## WHAT TO WORK ON
Could you copy out all of the entries exactly?

━━ GIVEN RECORDS

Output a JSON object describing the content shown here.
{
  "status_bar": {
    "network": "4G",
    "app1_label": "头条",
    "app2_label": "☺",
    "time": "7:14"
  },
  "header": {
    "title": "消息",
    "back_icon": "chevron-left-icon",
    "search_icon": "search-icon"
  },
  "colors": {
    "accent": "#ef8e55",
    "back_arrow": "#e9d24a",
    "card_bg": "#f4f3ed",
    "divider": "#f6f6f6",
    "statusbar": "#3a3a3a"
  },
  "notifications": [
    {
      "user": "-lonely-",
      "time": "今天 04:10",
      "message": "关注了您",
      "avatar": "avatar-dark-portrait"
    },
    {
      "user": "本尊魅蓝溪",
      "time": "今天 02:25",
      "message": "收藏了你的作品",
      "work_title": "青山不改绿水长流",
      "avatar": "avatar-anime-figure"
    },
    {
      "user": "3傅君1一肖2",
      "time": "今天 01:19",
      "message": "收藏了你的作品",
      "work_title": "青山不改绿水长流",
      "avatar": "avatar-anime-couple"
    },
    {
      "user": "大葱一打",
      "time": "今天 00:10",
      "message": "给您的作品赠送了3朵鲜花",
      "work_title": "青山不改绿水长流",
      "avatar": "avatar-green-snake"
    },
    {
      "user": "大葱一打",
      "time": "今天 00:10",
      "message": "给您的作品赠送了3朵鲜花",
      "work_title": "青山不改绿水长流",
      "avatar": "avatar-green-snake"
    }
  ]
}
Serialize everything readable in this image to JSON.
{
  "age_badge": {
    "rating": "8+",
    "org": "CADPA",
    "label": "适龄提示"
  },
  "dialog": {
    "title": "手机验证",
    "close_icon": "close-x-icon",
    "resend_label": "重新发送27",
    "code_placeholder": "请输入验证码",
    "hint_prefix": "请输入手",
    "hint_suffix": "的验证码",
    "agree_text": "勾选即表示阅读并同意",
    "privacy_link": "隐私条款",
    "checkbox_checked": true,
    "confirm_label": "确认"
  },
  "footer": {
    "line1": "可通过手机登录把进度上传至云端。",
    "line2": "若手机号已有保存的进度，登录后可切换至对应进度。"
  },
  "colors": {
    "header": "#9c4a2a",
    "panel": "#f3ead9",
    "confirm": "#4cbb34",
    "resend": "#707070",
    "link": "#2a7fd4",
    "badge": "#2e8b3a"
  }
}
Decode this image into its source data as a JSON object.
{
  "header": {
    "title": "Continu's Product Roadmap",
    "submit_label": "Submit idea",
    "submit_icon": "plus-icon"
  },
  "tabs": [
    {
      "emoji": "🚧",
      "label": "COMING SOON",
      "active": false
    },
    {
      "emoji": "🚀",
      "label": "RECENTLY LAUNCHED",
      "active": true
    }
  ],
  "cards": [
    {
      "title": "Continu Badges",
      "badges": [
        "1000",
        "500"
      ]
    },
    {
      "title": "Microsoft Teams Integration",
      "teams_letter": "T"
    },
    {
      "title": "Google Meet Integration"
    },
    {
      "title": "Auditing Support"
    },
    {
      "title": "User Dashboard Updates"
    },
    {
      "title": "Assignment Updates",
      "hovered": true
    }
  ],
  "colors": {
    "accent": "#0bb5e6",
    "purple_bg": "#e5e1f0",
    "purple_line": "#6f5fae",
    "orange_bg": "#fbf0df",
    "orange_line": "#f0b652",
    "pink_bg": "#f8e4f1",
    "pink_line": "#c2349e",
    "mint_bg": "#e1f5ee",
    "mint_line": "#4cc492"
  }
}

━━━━

## TASK ANSWER
Output a JSON object describing the content shown here.
{
  "status_bar": {
    "network": "4G",
    "app1_label": "头条",
    "app2_label": "☺",
    "time": "7:14"
  },
  "header": {
    "title": "消息",
    "back_icon": "chevron-left-icon",
    "search_icon": "search-icon"
  },
  "colors": {
    "accent": "#ef8e55",
    "back_arrow": "#e9d24a",
    "card_bg": "#f4f3ed",
    "divider": "#f6f6f6",
    "statusbar": "#3a3a3a"
  },
  "notifications": [
    {
      "user": "-lonely-",
      "time": "今天 04:10",
      "message": "关注了您",
      "avatar": "avatar-dark-portrait"
    },
    {
      "user": "本尊魅蓝溪",
      "time": "今天 02:25",
      "message": "收藏了你的作品",
      "work_title": "青山不改绿水长流",
      "avatar": "avatar-anime-figure"
    },
    {
      "user": "3傅君1一肖2",
      "time": "今天 01:19",
      "message": "收藏了你的作品",
      "work_title": "青山不改绿水长流",
      "avatar": "avatar-anime-couple"
    },
    {
      "user": "大葱一打",
      "time": "今天 00:10",
      "message": "给您的作品赠送了3朵鲜花",
      "work_title": "青山不改绿水长流",
      "avatar": "avatar-green-snake"
    },
    {
      "user": "大葱一打",
      "time": "今天 00:10",
      "message": "给您的作品赠送了3朵鲜花",
      "work_title": "青山不改绿水长流",
      "avatar": "avatar-green-snake"
    }
  ]
}
Serialize everything readable in this image to JSON.
{
  "age_badge": {
    "rating": "8+",
    "org": "CADPA",
    "label": "适龄提示"
  },
  "dialog": {
    "title": "手机验证",
    "close_icon": "close-x-icon",
    "resend_label": "重新发送27",
    "code_placeholder": "请输入验证码",
    "hint_prefix": "请输入手",
    "hint_suffix": "的验证码",
    "agree_text": "勾选即表示阅读并同意",
    "privacy_link": "隐私条款",
    "checkbox_checked": true,
    "confirm_label": "确认"
  },
  "footer": {
    "line1": "可通过手机登录把进度上传至云端。",
    "line2": "若手机号已有保存的进度，登录后可切换至对应进度。"
  },
  "colors": {
    "header": "#9c4a2a",
    "panel": "#f3ead9",
    "confirm": "#4cbb34",
    "resend": "#707070",
    "link": "#2a7fd4",
    "badge": "#2e8b3a"
  }
}
Decode this image into its source data as a JSON object.
{
  "header": {
    "title": "Continu's Product Roadmap",
    "submit_label": "Submit idea",
    "submit_icon": "plus-icon"
  },
  "tabs": [
    {
      "emoji": "🚧",
      "label": "COMING SOON",
      "active": false
    },
    {
      "emoji": "🚀",
      "label": "RECENTLY LAUNCHED",
      "active": true
    }
  ],
  "cards": [
    {
      "title": "Continu Badges",
      "badges": [
        "1000",
        "500"
      ]
    },
    {
      "title": "Microsoft Teams Integration",
      "teams_letter": "T"
    },
    {
      "title": "Google Meet Integration"
    },
    {
      "title": "Auditing Support"
    },
    {
      "title": "User Dashboard Updates"
    },
    {
      "title": "Assignment Updates",
      "hovered": true
    }
  ],
  "colors": {
    "accent": "#0bb5e6",
    "purple_bg": "#e5e1f0",
    "purple_line": "#6f5fae",
    "orange_bg": "#fbf0df",
    "orange_line": "#f0b652",
    "pink_bg": "#f8e4f1",
    "pink_line": "#c2349e",
    "mint_bg": "#e1f5ee",
    "mint_line": "#4cc492"
  }
}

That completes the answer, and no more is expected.